Watts is not a “camp” figure per se, but he is subject to the same rhetorical and aesthetic process of appropriation and remix outside of his writing’s original context and its intended audience. As such, Watts has become part of the queer cultural lineage, itself a bricolage of textual fragments that queer people reference and remix for their own new purposes. In the contemporary moment, we can glimpse Watts’ influence on drag superstar RuPaul Charles whose career embodies the prolific remixing of myriad cultural texts with a strong undercurrent of New Age spirituality, most notably in her signature slogan “we’re all born naked and the rest is drag.” RuPaul has spoken of Watts in relationship to her own spiritual practice and philosophical approach to drag in high-profile interviews (see Lawson 2019; Harris 2017) and on her own podcast (Charles & Visage, 2019) and has claimed that she listens to a Watts lecture every night (RuPaul 2011). On Twitter, a digital platform often defined by remixing, RuPaul has posted clips of Watts lecturers, notably one entitled “23 Seconds of Wisdom by Alan Watts” to her 1.4 million followers: “The real you is not a puppet which life pushes around. The real deep down you is the whole universe. You are something the whole universe is doing in the same way that a wave is something the whole ocean is doing” (RuPaul 2018). This clip recalls Watts’ and Alien’s notion that the universe itself is God in drag, and it also contains a rebuke toward taxonomic categorizations of stable sexual and gender identities, two mainstays of drag culture that RuPaul has brought to mainstream consciousness.

RuPaul. like other queer readers before her, has remixed Watts’ work by fruitfully decontextualizing it to serve their own purposes within different rhetorical contexts. This strategic remixing demonstrates how queer readers responded, and continue to respond, to Watts’ work in ways distinct from his heterosexual readers.
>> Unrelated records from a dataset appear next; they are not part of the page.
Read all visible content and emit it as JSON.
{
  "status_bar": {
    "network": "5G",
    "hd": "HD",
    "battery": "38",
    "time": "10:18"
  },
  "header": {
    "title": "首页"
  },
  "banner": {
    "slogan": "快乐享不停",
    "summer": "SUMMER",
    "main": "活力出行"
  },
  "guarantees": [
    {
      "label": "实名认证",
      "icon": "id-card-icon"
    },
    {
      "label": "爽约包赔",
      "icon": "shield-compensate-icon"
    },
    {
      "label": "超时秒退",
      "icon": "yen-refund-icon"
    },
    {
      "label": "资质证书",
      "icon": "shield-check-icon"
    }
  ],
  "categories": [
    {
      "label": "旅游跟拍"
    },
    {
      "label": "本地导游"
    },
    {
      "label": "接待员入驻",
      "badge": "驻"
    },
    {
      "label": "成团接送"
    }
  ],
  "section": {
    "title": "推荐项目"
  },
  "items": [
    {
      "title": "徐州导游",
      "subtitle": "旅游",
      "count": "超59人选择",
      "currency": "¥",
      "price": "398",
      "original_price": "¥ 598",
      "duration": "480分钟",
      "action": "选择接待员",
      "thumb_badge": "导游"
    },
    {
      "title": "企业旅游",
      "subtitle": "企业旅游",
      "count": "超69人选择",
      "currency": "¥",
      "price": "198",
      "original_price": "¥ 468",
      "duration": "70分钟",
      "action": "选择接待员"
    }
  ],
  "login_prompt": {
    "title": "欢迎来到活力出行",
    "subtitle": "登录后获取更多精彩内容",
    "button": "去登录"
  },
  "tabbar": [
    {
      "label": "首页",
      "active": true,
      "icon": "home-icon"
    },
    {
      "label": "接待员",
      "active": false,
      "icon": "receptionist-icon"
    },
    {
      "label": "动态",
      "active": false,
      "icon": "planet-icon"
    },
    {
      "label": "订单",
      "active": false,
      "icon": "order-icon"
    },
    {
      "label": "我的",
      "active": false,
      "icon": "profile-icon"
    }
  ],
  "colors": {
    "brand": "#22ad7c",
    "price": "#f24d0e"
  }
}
And it also reminds us of how fragments of Watts’ writings traveled long after his death in ways that he could have never anticipated, and yet, that furthered the aims of his life’s work.


  • 1 Please refer to the following link to access an image of Gavin Arthur’s Circle of Sex Schema: https://biandlesbianliterature.tumblr.com/post/174162964555/ the-circle-of-sex-by-gavin-arthur-image, accessed 17 November 2020.
  • 2 Please refer to the following link to access an image of Playboy’s Circle of Sex image: https://www.iplayboy.com/issue/i965i2Ol, accessed 17 November 2020.
  • 3 Please refer to the following link to access an image of Benjamin's Sex Orientation Scale as presented in Turnahuout magazine, 1966 (Summer),7,24, https://www.digitaltransgenderarchive.net/downloads/fb4948535, accessed 17 November 2020.
< Prev   CONTENTS   Source   Next >